Meanwhile, Japan's Kohei Uchimura was dominating the competition, as he has for years. He won the silver in the all-around at the Beijing Olympics, then won three straight world championships. Here's his excellent vault:
Does that look familiar? If so, it's because it's the Amanar, the same vault McKayla Maroney does:
Uchimura scored 16.266, which is 0.033 higher than Maroney. We suggest a vault-off.
Routine after routine, Uchimura was solid, and no one came close to him after three events. Here's his dismount from high bar, which is two twists and two flips:
That earned him a 15.6. He got a 15.1 on floor. Here's his first tumbling pass. What's amazing is how he keeps his legs perfectly together and his body straight the whole time he's spinning:

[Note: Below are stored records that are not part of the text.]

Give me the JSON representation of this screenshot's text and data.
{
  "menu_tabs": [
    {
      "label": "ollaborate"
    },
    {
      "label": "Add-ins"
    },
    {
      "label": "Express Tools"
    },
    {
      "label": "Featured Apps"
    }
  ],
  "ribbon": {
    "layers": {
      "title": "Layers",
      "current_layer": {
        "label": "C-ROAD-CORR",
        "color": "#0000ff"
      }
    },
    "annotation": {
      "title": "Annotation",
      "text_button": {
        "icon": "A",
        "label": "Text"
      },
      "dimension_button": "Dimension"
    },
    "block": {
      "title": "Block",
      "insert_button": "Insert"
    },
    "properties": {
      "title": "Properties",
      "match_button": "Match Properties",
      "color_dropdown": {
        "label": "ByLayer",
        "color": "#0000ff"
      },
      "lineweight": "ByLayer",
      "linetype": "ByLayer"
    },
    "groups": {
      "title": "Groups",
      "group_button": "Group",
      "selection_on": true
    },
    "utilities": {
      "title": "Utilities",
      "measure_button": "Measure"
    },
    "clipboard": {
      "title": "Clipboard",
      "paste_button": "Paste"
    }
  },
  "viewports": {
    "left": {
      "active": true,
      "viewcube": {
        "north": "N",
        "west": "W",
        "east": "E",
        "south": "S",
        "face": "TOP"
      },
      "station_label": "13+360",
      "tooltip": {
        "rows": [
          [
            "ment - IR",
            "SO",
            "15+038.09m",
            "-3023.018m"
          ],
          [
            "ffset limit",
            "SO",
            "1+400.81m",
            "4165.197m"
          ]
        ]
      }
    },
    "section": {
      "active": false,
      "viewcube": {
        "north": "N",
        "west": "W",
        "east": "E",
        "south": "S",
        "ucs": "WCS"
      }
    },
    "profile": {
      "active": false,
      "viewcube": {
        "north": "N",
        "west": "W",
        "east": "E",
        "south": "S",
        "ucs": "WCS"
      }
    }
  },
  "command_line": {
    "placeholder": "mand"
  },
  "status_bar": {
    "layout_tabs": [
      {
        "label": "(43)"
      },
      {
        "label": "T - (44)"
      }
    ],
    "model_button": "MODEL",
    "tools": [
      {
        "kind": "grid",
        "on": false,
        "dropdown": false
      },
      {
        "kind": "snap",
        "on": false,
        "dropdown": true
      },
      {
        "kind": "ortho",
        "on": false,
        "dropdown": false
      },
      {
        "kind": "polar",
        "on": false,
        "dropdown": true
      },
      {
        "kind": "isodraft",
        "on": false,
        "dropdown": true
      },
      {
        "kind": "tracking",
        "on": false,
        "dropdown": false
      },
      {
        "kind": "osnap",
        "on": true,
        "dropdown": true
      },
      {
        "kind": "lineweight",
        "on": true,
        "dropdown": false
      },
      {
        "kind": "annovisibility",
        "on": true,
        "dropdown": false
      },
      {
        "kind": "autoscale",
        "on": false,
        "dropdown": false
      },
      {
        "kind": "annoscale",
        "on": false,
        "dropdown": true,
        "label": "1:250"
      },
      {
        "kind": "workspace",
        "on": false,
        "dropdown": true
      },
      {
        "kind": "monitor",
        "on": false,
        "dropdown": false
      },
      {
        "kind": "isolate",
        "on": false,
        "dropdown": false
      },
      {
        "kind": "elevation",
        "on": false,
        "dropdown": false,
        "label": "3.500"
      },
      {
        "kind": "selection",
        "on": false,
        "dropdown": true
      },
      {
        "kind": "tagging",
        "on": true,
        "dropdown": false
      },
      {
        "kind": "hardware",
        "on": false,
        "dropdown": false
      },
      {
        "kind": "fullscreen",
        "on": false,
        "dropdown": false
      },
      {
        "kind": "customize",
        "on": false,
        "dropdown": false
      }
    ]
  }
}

Uchimura won easily, finishing a point and a half ahead of the next competitor. The real fight was for the rest of the medal stand.

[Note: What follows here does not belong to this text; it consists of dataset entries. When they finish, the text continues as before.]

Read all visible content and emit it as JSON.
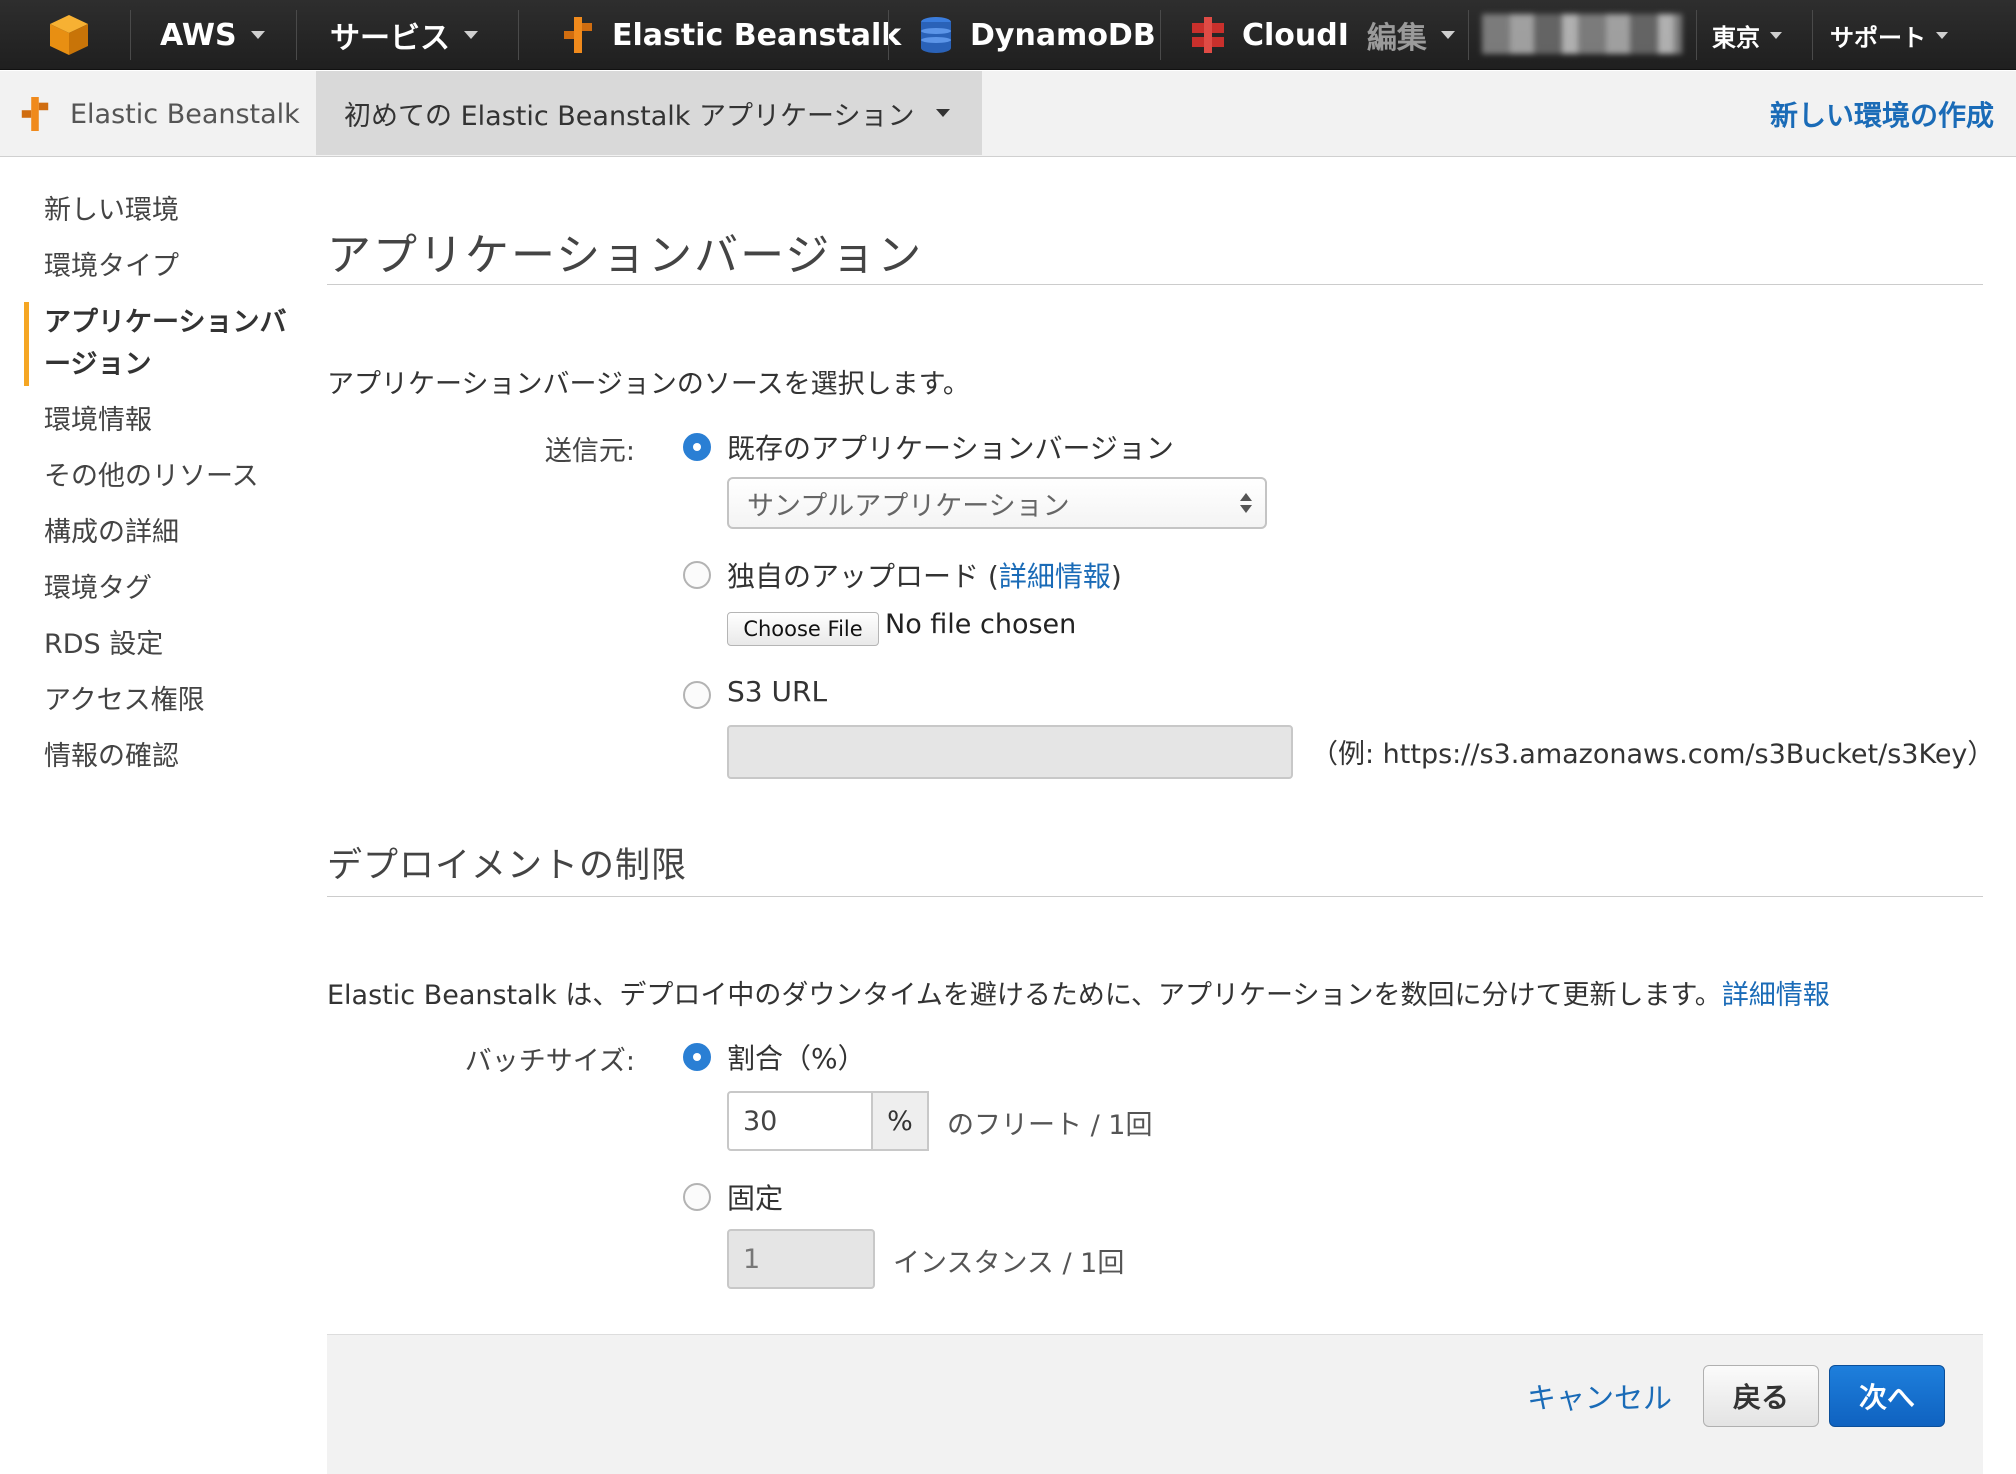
{
  "topnav": {
    "aws_label": "AWS",
    "services_label": "サービス",
    "shortcuts": [
      "Elastic Beanstalk",
      "DynamoDB",
      "CloudI"
    ],
    "edit_label": "編集",
    "region_label": "東京",
    "support_label": "サポート"
  },
  "subnav": {
    "brand_label": "Elastic Beanstalk",
    "app_selector_label": "初めての Elastic Beanstalk アプリケーション",
    "create_env_link": "新しい環境の作成"
  },
  "wizard_steps": [
    {
      "label": "新しい環境",
      "active": false
    },
    {
      "label": "環境タイプ",
      "active": false
    },
    {
      "label": "アプリケーションバージョン",
      "active": true
    },
    {
      "label": "環境情報",
      "active": false
    },
    {
      "label": "その他のリソース",
      "active": false
    },
    {
      "label": "構成の詳細",
      "active": false
    },
    {
      "label": "環境タグ",
      "active": false
    },
    {
      "label": "RDS 設定",
      "active": false
    },
    {
      "label": "アクセス権限",
      "active": false
    },
    {
      "label": "情報の確認",
      "active": false
    }
  ],
  "app_version": {
    "title": "アプリケーションバージョン",
    "description": "アプリケーションバージョンのソースを選択します。",
    "source_label": "送信元:",
    "existing_option": "既存のアプリケーションバージョン",
    "existing_selected": true,
    "existing_select_value": "サンプルアプリケーション",
    "upload_option": "独自のアップロード",
    "upload_open_paren": " (",
    "upload_more_info": "詳細情報",
    "upload_close_paren": ")",
    "choose_file_label": "Choose File",
    "file_status": "No file chosen",
    "s3_option": "S3 URL",
    "s3_value": "",
    "s3_example": "（例: https://s3.amazonaws.com/s3Bucket/s3Key）"
  },
  "deploy_limits": {
    "title": "デプロイメントの制限",
    "description": "Elastic Beanstalk は、デプロイ中のダウンタイムを避けるために、アプリケーションを数回に分けて更新します。",
    "more_info": "詳細情報",
    "batch_label": "バッチサイズ:",
    "percent_option": "割合（%）",
    "percent_selected": true,
    "percent_value": "30",
    "percent_addon": "%",
    "percent_unit": "のフリート / 1回",
    "fixed_option": "固定",
    "fixed_value": "1",
    "fixed_unit": "インスタンス / 1回"
  },
  "footer": {
    "cancel_label": "キャンセル",
    "back_label": "戻る",
    "next_label": "次へ"
  },
  "colors": {
    "topbar": "#232323",
    "accent": "#f5a623",
    "link": "#1a6bb7",
    "primary_button": "#1570d0"
  },
  "icons": [
    "aws-cube-icon",
    "beanstalk-icon",
    "dynamodb-icon",
    "cloud-service-icon",
    "select-arrows-icon"
  ]
}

Several of the best guys -- Japan's Kazuhito Tanaka, South Korea's Km Soo Myun, both British finalists -- made big mistakes. Germany's Marcel Nguyen slowly moved up the ranks with clean routines. Here's two back flips above the parallel bars. This has always been the scariest trick for me to watch, because human arm bones aren't built to take a lot of force from that direction. Nguyen got a 15.833.
Leyva and Orozco were also climbing back up. He did a strong rings routine, then a parallel bars routine that tied Nguyen's score. This is one-and-a-half spins on one hand:
Where he really redeemed himself, though, was on high bar. Here's a single release move from his routine:
One of the best parts about watching Leyva is waiting for his step-dad, Yin Alvarez, to explode with joy when Leyva performs well. When Leyva landed his 15.7-scoring routine, Alvarez was all fist-pumps and bear hugs:
Leyva's high bar moved him into second place. Then he had to wait for Nguyen to finish floor.
Nguyen's 15.3 put him in second place, giving Leyva the bronze. It wasn't what Leyva had hoped for after qualifying in first place, but it was a great comeback.
Orozco, on the other hand, looked sad the rest of the night. It was too much for him to make up for pommel horse, but he did come back from 24th place to 8th. He finished with a good high bar routine, scoring a 14.966:
Orozco is probably not done with gymnastics for a long time, though. He's just 20, unusually young because it takes so many years to build those massive arm muscles. Expect to see him in 2016.
Want more gymnastics? Check out our other GIF guides:
- How the U.S. Gymnastics Team Crushed the Russians: A GIF Guide
- The Weird End to the Men's Gymnastics Team Final: A GIF Guide
- Why Jordyn Wieber Didn't Make It: A GIF Guide
- A GIF Guide to the U.S. Gymnastics Team's Biggest Rivals
- Get to Know Your U.S. Gymnastics Team Through GIFs
This article is from the archive of our partner The Wire.